Earnest then entered the house alone and located the resident. He was soon joined by the others and they managed to get the woman out of the house and into the garage. Before they could get her out, however, the group had to step away once more for some fresh air.
As they dragged the woman to the sidewalk, the garage began to collapse and an explosion, later determined to be an oxygen canister, could be heard from inside the house.
On the sidewalk, they were still in a cloud of smoke, and each of the Borough’s employees was “in great distress” from exposure to smoke and fire. Earnest, Crawford and Capozzi tended to the woman, providing her with supplemental oxygen and staying with her until EMS and firefighters took over, while Woodring and Smith were led by Sgt. Ted Hubler at a rallying point away from the active fire, which had completely engulfed the house.
All Borough employees were treated at Mount Nittany Medical Center for smoke inhalation.
“The five officers receiving recognition today embody the true meaning of what it is to protect and serve, to put the interests and well-being of others before themselves,” Gardner said. “Their actions in this incident were committed at great personal risk to their own safety and they never shied away from carrying out their duty. Where most people run from danger, these five agents ran towards danger, their only thought being the well-being of the victim trapped inside this house.

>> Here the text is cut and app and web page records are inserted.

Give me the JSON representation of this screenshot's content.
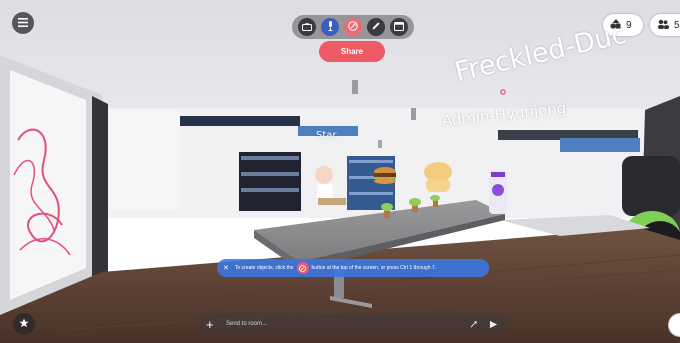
{
  "toolbar": {
    "items": [
      {
        "icon": "camera-icon",
        "active": false
      },
      {
        "icon": "microphone-icon",
        "active": false
      },
      {
        "icon": "create-object-icon",
        "active": true
      },
      {
        "icon": "pen-icon",
        "active": false
      },
      {
        "icon": "media-frame-icon",
        "active": false
      }
    ],
    "share_label": "Share"
  },
  "room_stats": {
    "objects_count": "9",
    "people_count": "5"
  },
  "scene": {
    "avatar_name": "Freckled-Duc",
    "admin_label": "Admin-Hyunjong",
    "star_label": "Star"
  },
  "hint": {
    "prefix": "To create objects, click the",
    "suffix": "button at the top of the screen, or press Ctrl 1 through 7."
  },
  "chat": {
    "placeholder": "Send to room..."
  },
  "colors": {
    "accent": "#ee5a66",
    "hint_bg": "#3a76e4",
    "hud_dark": "#2b2b30"
  }
}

While the rescue lasted just over three minutes, Woodring said it felt much longer.
“It felt like an eternity,” he said. “So much happened in such a short time, but you don’t really think it was that short. At that point, it felt like almost an hour. It just shows you that when something like this happens, the emotions are running high, there’s just a lot to take in, a lot to take in all at once and you don’t realize how fast things can go.
A five-year veteran of the State College Police Department who had previously spent three-and-a-half years as an officer in New York City, Woodring said it was his first time running into a burning building.
“It was an experience I won’t forget, but if I had to do it again, I would do it again,” he said.
Cantorna said while the award honors individual officers each year, it is also about recognizing the broader work of Center County law enforcement.
Likewise, Woodring was quick to pass on the praise to his fellow officers.
“The awards are great and it’s good to be recognized for good work, but I think the most important aspect is that there is no difference between what I did that day. and many things that police officers do every day. The only difference is the uniqueness of this call.
“Whether officers removing a spouse or significant other from a domestic [violence situation] or removing a child from a neglectful family or something as simple as providing services or resources to someone who didn’t even know they existed, these officers save lives and their work is just as important than mine. What they do has an impact as big as mine. They just do it in a way that doesn’t necessarily get the notoriety that this kind of thing has. In my opinion they are just more the hero than any of the officers who went to that fire and I think we can probably all agree on that.
Tuesday was not the first time officers have been honored for the rescue. Last year, the State College Police Department awarded them the Medal of Valorand, with McClure, they received the Salvage Prize of the town.
It also wasn’t the first time State College officers have received the Center County Police Officer of the Year award. In fact, a State College officer has been among the recipients for each of the four years the award has been given since its inception by Cantorna’s office in 2019.
“We are truly blessed here in Center County with so many wonderful and deserving officers to choose from,” Gardner said. “It is often very difficult to focus on one or two agents in particular. But in this particular case, I think it was a no-brainer, what these officers did on March 18, 2021.”